That was one of those very beautiful moments in life because I was just doing me. I wasn’t paying attention to other people, I wasn’t looking for credit. I was just focusing on myself and shooting something every day that was better than the previous day. I felt very impressed by myself. My friends and family were also so happy and it was such a success. To have gone through that and to see those names surrounding your name is mind blowing. I felt so honored, and so many people voted, from back home in Nigeria, from England, my old friends and new. It was at that moment that I felt that I was actually recognized for my work as a film director, and I thank the Lord. After that, I had a party with all my crew members to celebrate, from the stylist, to the producers, and the gaffers – everyone that had worked together in the past few years.
Having worked with names such as The Governor of Africa and Oxlade Ola what do you most enjoy about your creative process?
As a video director, I like the energy. I like creating energy, I like creating bonds. When I am working with someone, I’ll take them for a drive around for inspiration and to connect. I’ll listen to their music again and again if we are shooting a music video. I’ll just listen to them and to their music. We might not be close friends, but it will create a good, positive energy so that by the time that we start shooting, it’s going to be fun.
What has been the biggest challenge that you’ve faced in your career? How did you overcome it?
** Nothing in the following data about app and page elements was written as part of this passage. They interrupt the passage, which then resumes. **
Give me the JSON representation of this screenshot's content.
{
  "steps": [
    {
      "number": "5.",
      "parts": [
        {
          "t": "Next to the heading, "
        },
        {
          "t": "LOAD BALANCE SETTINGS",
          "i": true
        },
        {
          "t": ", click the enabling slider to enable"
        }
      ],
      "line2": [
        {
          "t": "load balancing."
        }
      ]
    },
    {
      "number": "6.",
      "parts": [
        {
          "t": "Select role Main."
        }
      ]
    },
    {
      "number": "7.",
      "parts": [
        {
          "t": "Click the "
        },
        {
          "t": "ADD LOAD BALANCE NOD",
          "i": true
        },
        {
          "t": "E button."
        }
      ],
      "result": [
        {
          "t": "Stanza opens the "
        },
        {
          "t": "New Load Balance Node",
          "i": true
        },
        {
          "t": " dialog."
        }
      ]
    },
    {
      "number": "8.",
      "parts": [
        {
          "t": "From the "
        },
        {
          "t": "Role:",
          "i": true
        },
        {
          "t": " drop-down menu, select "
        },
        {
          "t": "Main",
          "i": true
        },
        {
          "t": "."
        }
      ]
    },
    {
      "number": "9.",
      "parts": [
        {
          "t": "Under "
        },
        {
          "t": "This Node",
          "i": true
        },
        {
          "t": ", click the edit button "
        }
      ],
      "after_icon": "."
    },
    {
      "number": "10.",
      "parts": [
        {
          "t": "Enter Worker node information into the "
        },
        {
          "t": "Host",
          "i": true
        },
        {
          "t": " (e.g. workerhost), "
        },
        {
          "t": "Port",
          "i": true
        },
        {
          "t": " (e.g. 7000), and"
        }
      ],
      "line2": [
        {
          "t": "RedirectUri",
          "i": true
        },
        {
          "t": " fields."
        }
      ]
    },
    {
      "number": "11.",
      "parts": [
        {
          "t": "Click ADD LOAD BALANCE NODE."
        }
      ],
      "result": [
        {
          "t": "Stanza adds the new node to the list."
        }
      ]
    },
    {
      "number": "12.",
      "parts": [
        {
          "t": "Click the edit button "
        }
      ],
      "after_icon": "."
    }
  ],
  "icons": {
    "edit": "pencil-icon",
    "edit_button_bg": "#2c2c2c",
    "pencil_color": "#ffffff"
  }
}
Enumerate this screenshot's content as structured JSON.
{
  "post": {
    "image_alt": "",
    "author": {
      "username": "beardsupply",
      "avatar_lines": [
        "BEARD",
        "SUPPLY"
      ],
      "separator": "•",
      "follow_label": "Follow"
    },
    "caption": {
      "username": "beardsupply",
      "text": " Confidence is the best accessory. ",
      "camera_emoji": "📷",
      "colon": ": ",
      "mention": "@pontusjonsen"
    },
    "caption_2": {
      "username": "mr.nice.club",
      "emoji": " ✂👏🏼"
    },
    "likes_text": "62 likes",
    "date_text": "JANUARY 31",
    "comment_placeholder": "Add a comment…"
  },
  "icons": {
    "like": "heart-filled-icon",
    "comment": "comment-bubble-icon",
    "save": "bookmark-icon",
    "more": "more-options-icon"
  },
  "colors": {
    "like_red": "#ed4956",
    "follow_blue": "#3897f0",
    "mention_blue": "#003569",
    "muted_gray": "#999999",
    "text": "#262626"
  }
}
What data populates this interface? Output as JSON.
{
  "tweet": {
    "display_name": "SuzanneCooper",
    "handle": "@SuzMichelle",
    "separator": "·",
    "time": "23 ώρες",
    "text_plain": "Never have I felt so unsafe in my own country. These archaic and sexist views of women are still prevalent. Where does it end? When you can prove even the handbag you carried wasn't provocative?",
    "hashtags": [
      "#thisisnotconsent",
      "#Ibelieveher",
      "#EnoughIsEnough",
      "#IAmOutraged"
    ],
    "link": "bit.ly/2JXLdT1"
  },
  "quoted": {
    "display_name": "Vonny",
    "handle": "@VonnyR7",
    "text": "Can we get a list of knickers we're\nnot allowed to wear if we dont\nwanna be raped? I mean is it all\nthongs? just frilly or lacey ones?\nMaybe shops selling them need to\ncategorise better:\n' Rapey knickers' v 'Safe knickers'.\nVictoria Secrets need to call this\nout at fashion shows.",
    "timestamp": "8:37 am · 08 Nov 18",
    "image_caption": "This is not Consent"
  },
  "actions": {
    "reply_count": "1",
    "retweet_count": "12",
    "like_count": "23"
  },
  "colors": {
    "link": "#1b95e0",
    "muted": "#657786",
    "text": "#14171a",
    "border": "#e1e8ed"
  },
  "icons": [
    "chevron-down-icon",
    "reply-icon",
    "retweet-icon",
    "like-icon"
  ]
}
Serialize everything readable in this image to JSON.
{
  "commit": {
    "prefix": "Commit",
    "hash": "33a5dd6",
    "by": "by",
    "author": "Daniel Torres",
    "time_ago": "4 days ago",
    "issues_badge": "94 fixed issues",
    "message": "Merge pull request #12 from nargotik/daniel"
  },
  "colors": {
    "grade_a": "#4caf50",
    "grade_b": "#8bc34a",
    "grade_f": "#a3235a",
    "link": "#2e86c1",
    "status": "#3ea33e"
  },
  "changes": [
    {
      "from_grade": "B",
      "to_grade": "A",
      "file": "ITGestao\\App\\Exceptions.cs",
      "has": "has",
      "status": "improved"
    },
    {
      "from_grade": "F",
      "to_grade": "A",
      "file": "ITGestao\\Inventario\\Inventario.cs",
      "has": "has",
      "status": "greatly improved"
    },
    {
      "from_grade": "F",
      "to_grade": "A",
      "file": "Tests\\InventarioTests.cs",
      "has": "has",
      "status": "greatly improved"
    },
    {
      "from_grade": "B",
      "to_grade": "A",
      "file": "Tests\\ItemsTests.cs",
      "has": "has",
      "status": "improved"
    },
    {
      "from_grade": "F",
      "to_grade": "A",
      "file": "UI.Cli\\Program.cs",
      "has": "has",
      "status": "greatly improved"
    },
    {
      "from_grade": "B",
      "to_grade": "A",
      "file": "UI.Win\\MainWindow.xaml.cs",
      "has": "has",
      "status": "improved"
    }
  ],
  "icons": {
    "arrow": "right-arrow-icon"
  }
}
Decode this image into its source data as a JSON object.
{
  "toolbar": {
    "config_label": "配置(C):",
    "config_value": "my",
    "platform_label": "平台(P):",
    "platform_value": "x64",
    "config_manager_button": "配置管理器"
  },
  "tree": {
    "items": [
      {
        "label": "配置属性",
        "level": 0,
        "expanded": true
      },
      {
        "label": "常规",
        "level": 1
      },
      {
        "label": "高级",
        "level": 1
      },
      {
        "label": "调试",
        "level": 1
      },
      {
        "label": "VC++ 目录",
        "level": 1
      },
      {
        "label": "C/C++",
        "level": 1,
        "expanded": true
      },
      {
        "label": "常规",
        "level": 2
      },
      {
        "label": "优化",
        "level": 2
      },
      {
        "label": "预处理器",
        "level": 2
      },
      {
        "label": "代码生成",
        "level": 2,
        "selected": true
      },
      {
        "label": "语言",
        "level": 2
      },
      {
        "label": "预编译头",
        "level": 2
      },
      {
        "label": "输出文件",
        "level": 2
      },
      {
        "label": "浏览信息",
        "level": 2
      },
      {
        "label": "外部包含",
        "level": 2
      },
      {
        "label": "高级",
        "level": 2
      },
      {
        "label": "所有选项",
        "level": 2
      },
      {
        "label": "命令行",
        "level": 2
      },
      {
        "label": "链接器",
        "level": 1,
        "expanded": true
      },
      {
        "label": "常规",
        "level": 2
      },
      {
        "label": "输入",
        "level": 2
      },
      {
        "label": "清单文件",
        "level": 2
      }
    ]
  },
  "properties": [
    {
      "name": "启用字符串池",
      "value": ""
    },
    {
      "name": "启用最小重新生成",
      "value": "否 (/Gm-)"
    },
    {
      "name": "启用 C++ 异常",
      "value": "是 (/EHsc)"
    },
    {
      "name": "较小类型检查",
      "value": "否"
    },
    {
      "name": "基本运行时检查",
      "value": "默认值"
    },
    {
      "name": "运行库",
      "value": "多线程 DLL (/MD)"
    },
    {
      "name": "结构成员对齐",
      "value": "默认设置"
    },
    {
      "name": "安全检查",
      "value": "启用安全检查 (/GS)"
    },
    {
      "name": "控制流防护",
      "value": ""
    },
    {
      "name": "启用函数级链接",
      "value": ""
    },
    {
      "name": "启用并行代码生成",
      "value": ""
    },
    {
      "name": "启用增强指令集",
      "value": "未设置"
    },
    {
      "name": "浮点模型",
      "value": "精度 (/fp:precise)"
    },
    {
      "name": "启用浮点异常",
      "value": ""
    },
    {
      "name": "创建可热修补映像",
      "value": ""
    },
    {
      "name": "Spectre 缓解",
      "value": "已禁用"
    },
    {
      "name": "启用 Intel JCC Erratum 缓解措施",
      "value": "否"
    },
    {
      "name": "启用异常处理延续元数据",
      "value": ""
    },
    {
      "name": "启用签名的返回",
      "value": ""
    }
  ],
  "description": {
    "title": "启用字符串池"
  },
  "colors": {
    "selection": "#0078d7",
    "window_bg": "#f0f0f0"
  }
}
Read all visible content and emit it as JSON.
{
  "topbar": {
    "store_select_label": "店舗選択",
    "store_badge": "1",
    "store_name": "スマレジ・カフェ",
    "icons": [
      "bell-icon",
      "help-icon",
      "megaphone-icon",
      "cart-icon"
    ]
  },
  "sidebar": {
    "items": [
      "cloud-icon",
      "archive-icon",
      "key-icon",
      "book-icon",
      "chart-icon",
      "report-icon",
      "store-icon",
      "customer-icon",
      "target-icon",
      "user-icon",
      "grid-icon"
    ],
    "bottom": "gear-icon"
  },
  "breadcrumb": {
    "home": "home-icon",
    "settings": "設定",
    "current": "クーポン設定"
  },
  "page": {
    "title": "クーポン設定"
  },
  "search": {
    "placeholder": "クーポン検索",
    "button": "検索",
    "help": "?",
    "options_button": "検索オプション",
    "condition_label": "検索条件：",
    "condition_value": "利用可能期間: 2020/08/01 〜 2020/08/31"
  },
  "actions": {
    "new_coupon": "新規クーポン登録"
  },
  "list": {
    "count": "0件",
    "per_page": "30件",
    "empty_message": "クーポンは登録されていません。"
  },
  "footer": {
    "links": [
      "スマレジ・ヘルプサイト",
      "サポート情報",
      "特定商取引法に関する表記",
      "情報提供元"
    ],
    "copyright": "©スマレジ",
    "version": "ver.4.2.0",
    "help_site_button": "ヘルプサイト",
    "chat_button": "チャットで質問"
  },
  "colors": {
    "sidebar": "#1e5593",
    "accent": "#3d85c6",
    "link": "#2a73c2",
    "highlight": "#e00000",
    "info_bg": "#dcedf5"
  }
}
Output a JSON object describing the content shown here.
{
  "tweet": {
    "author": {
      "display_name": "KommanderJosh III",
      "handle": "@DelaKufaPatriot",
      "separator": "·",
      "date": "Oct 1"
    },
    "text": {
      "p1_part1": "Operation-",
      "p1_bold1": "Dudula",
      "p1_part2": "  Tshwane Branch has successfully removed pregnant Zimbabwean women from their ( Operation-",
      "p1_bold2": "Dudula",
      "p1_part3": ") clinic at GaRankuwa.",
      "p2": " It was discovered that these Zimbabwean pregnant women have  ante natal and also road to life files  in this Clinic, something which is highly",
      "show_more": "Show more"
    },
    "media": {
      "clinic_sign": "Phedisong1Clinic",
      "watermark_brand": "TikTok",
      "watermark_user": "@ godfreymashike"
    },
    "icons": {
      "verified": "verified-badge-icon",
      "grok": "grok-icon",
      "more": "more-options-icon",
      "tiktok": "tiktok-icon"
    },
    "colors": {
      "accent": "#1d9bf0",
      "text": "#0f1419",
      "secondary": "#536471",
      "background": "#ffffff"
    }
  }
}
Being in this industry is challenging, daily. So many times you’ll be shooting and something happens to the camera, a lens blurs, a memory card is not working, a drone smashes, a car breaks down. So filming is challenging all on its own. When I want to go film something, I pray before, in the name of Jesus Christ, please let today be peaceful. Let me just shoot this thing with no problems, no arguments. But you face those challenges. And you know that no matter how hard they get, you will definitely do it. I make up my mind and I motivate myself more and more. It comes down to having discipline, determination and hard work, while sticking to your vision. A lot of the time there are so many ideas, but to actually make them come to life in a beautiful and structured and balanced and centered way, that’s a skill.
What has been the highlight of your career so far?
Apart from the award, I’ve been blessed to work with some very talented people. I’ve worked with White Lion. I’ve worked with Capital, I’ve worked with Legendary, I’ve worked with Slim, Governor of Africa, Replika, and that’s helped me to become even better. I’m always creating energy, I’m always working to get the energy right, and when you work with the right people that becomes easy. It’s a collective thing. If the energy is not right, there’s always something that’s going to go wrong.
Any advice that you can share with young, aspiring video directors?
This is some advice that I received from someone that I am a big fan of. Keep shooting. Just keep shooting, just keep creating things. Don’t stop. Shoot something every day, even if you are only using a small camera, keep creating. This is how you can show people what you can do. And use social media. That was how I was able to start working – I sent messages to people, I met up with them, and it made it much easier. Being in the creative industry sometimes doesn’t have a lot of structure to it. So you need to make your own path, and it’s only when you start to do the work and start to walk that the path appears. So keep creating, every day.
Words | ASA Magazine @asa_magazine_
Images via Cozay Montage, @lordnelle, @aseawards